Silchester Roman sign pieced together after 2,000 years
Two pieces of a marble Roman sign have been reunited after being discovered more than 100 years apart.
The relic was destroyed 2,000 years ago in a settlement known as Calleva in Silchester that is being excavated by University of Reading archaeologists.
A fragment, inscribed with the letters "AT", was found in 1891. A corresponding piece, with says "BA", was found 10m (33ft) away in 2013.
They partly form "Atrebates", the name of a French tribe.
Its people are thought to have founded the settlement, now the site of an archaeological dig in modern-day Hampshire.
'Link to Nero'
Prof Mike Fulford, from the university's archaeology department, said: "Archaeology never ceases to amaze.
"Matching pieces which were discovered over 100 years apart to a 2,000 year old object is incredibly rare.
"The 2013 piece is special in its own right - evidence of very early destruction of a monumental building in the mid or mid-to-late 1st Century AD in Britain is exceptional - but little did we know about what was about to come to light.
"We now know what the bottom line of the sign reads - however the top line remains a mystery.
"It's a tantalising thought that this might link to Nero himself who is known to have commissioned major building projects in Silchester."
It is thought the marble slab may have commemorated the construction of an important building.
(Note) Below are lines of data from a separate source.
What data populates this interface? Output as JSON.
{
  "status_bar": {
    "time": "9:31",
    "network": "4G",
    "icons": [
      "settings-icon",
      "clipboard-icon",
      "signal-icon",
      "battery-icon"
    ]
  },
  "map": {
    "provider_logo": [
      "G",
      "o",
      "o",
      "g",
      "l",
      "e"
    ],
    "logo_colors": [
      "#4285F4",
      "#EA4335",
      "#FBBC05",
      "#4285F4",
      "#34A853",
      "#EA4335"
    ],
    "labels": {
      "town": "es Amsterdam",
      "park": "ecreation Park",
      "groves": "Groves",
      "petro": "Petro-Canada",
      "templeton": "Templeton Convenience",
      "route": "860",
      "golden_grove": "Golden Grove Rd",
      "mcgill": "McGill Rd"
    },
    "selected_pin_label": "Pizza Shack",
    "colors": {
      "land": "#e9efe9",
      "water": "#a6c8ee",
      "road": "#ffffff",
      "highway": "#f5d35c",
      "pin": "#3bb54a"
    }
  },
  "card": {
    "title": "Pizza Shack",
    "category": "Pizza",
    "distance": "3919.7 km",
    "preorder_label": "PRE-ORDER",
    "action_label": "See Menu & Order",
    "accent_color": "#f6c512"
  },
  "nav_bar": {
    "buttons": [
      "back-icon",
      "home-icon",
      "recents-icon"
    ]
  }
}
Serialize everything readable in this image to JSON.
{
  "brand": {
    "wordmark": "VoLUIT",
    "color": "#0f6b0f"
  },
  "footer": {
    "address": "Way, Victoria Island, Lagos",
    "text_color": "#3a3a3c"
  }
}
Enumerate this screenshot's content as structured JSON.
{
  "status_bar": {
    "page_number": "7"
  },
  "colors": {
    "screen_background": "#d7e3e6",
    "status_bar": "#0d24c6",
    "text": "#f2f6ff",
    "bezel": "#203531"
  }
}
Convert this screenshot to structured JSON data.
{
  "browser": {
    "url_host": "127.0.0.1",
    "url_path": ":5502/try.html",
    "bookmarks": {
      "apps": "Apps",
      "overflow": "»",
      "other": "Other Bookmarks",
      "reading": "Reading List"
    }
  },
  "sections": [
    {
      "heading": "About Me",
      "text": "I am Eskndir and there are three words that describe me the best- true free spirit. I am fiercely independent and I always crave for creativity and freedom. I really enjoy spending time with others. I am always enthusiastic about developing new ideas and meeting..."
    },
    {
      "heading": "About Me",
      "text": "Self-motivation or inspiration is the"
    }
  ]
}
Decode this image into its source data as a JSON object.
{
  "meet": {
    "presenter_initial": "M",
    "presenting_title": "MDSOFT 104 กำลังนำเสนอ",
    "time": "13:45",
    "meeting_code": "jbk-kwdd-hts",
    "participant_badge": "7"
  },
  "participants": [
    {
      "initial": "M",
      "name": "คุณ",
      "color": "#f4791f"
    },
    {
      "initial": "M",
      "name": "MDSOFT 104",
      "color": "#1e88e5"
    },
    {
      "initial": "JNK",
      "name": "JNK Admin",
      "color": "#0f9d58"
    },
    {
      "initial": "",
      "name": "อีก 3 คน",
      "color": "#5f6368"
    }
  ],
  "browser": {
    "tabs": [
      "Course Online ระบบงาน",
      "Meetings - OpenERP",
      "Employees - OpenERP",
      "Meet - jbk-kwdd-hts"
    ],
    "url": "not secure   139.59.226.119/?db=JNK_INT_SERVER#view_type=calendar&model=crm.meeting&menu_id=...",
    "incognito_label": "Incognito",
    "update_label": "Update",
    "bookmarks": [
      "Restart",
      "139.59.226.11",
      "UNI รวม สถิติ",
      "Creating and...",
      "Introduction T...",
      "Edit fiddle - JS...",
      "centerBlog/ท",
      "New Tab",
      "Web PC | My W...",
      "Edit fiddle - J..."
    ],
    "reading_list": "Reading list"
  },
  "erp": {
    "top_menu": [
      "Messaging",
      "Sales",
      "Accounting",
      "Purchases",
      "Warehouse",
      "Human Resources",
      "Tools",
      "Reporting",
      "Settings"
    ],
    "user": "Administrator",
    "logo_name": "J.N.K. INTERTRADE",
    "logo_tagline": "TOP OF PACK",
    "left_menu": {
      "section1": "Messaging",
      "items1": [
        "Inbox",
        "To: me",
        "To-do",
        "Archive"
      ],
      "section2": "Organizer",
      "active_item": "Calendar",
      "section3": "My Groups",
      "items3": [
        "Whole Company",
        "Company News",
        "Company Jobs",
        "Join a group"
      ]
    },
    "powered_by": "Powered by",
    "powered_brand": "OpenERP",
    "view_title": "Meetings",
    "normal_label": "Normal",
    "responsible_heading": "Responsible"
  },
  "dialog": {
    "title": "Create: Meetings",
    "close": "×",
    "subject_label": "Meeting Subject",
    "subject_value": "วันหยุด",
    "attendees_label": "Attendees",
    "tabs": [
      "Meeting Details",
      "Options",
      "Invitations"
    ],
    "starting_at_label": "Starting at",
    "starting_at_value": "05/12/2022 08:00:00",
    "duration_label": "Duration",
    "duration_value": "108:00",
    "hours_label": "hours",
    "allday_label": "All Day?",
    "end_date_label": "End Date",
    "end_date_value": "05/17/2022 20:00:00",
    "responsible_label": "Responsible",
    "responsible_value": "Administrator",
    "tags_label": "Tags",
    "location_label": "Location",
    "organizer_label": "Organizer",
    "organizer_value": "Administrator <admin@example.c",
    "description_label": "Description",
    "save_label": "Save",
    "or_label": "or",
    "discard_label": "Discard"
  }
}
Archaeologists have also speculated the sign may have been smashed during Boudica's rebellion against the Roman Empire.
After its excavation, Dr Roger Tomlin, a Roman inscriptions expert, confirmed the pieces were from the same object.
The lettering and the dimensions of the slab matched, he concluded.
Paul Gittings, lead member for culture at Reading Borough Council, said: "I'm delighted by the fortunate pairing of these 2,000-year-old fragments."